----- Provided records -----

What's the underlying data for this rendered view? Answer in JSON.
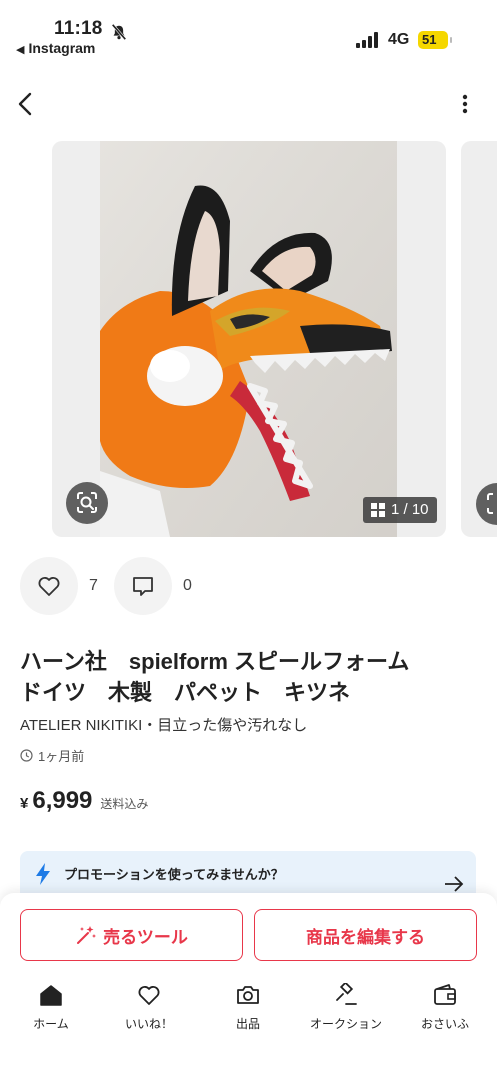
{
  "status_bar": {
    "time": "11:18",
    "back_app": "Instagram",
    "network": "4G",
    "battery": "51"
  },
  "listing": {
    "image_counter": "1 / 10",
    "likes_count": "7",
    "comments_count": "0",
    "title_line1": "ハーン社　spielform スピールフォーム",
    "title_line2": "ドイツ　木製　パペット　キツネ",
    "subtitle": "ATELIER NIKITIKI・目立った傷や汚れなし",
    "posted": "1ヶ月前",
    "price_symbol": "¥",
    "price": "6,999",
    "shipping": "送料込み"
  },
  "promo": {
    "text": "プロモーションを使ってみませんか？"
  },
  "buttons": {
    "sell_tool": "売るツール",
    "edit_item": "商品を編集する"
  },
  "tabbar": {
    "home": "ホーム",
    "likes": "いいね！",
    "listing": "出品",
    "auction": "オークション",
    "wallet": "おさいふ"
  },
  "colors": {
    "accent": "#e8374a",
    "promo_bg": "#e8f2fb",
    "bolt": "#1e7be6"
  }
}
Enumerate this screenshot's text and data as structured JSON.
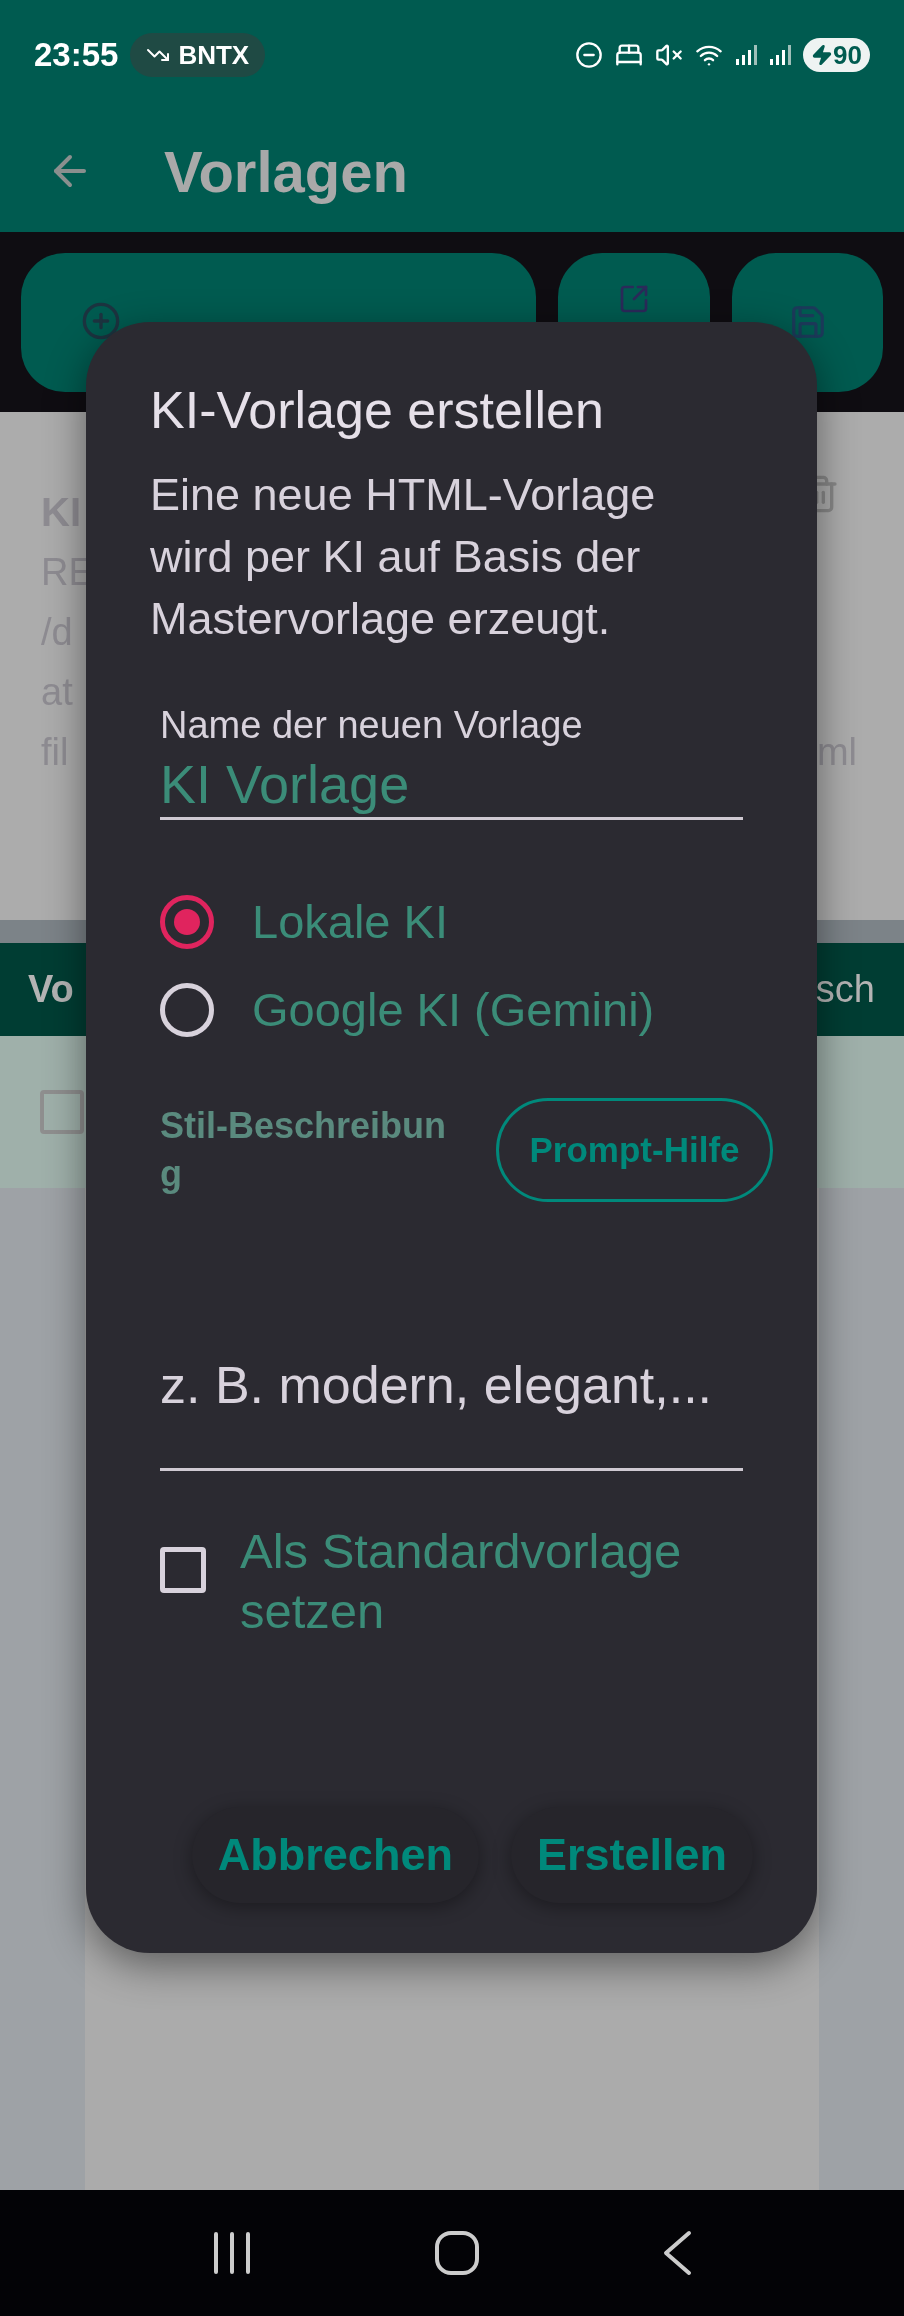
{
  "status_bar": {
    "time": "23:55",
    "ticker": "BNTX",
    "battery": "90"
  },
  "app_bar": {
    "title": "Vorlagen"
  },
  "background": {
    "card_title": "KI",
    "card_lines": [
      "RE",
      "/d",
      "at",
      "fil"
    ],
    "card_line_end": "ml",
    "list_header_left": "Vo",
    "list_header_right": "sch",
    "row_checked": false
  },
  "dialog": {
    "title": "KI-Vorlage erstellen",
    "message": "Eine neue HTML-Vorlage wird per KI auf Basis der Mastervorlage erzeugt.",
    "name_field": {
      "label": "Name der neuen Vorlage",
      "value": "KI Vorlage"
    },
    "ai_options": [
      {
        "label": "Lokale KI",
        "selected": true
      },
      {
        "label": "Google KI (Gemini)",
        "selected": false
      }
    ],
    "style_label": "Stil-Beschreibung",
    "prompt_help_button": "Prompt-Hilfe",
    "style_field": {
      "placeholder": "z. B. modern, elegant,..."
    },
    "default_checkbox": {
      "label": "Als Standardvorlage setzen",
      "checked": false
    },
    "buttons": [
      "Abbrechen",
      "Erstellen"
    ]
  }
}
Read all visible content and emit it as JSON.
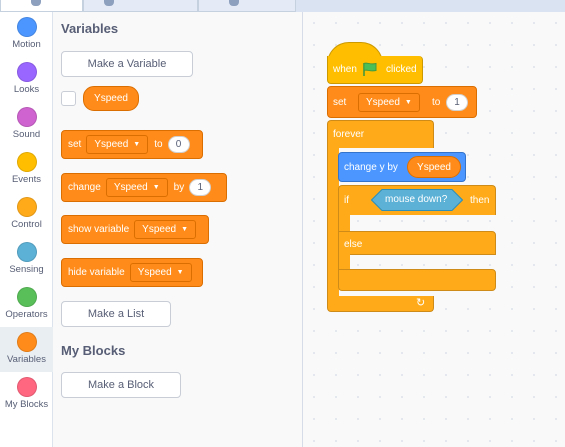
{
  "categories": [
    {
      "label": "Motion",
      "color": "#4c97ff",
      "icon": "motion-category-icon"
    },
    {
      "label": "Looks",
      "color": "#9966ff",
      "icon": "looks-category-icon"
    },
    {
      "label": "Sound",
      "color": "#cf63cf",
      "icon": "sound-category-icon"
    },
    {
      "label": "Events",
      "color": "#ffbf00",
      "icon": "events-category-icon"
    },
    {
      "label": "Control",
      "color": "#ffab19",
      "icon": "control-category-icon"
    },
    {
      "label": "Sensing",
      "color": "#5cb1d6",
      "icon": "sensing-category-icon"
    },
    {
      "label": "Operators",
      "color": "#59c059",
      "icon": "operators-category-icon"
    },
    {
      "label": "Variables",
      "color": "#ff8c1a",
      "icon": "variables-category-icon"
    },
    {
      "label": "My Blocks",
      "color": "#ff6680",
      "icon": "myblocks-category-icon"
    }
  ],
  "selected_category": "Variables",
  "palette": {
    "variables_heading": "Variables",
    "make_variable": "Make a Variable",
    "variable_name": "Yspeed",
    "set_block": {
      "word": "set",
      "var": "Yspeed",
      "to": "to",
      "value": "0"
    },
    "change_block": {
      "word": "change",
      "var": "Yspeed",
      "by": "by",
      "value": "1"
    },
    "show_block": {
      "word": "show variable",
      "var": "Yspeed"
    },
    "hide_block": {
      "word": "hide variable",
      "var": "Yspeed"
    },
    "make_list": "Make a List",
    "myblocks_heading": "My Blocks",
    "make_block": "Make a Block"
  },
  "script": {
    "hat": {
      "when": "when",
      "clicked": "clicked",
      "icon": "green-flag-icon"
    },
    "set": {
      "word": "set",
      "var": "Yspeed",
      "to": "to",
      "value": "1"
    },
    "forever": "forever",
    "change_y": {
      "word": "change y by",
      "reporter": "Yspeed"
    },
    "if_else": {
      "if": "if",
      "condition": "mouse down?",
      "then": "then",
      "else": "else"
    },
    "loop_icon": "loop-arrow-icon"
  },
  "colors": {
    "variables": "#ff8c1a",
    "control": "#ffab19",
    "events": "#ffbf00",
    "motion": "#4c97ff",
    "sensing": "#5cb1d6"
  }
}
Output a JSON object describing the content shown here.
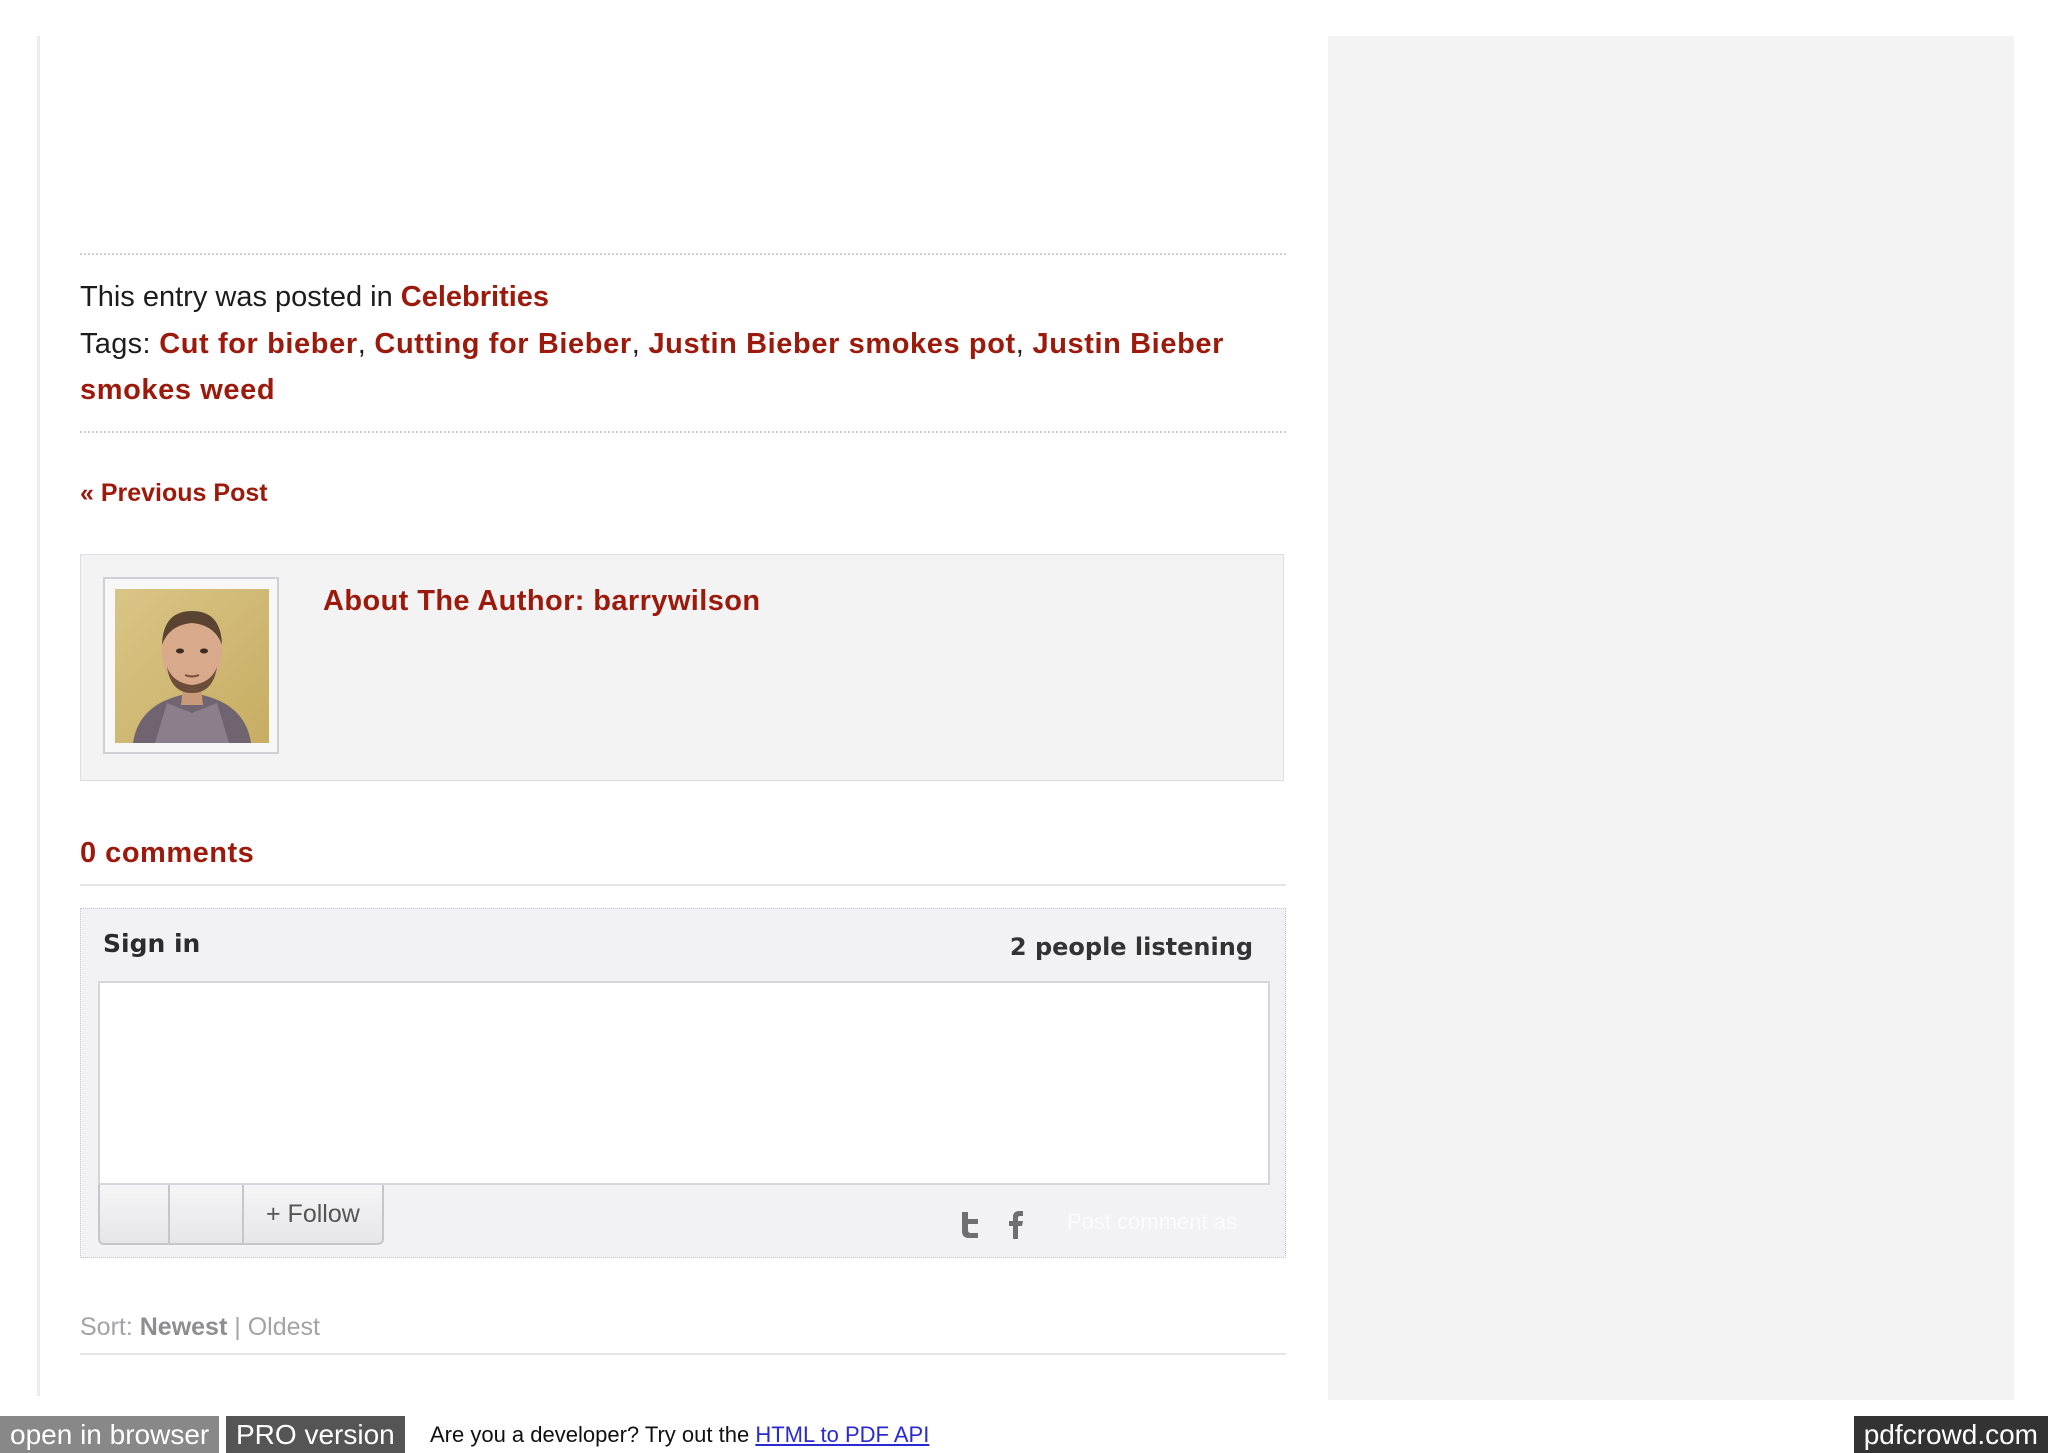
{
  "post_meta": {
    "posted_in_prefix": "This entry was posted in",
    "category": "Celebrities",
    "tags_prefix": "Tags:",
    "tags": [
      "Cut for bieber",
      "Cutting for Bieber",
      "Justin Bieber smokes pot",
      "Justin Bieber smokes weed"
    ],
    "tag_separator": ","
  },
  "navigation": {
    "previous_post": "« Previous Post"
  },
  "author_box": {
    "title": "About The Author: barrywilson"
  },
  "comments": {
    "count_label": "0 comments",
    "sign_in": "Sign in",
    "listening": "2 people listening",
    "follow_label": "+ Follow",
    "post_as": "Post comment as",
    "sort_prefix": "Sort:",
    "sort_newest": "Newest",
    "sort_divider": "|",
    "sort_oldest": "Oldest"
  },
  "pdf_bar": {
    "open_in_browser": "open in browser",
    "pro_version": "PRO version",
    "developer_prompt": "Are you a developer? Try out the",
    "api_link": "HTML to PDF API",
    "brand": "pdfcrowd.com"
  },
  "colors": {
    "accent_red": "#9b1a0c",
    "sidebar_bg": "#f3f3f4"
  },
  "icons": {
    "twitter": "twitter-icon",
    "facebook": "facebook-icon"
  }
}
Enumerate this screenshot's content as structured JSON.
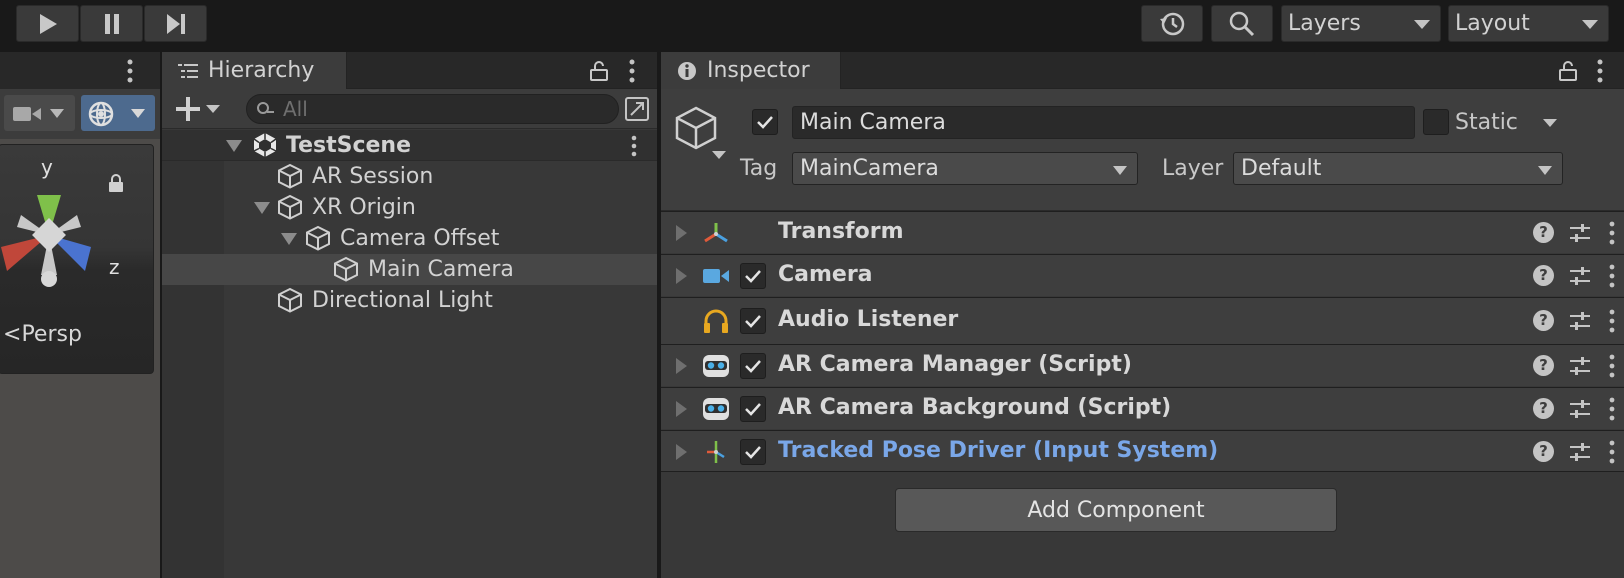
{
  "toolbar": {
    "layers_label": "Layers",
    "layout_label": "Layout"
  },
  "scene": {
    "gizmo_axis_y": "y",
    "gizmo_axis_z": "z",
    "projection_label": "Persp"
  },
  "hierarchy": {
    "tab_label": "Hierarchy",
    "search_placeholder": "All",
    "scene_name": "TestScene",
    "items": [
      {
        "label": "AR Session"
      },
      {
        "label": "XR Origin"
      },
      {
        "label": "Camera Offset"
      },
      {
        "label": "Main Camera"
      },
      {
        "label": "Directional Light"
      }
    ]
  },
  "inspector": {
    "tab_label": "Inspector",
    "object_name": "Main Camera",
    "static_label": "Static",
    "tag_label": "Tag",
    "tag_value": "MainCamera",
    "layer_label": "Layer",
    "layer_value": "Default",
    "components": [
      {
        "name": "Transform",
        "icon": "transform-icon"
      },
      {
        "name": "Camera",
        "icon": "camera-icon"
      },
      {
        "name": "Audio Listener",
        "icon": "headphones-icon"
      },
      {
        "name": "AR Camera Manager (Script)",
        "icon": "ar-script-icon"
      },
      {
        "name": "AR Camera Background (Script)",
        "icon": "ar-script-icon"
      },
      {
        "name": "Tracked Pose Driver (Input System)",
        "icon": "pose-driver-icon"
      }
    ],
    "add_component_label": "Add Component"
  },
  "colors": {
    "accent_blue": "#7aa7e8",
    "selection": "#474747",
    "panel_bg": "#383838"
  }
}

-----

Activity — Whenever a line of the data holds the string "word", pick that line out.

Exercise answer —
      "word": "set",
      "word": "change",
      "word": "show variable",
      "word": "hide variable",
      "word": "set",
      "word": "change y by",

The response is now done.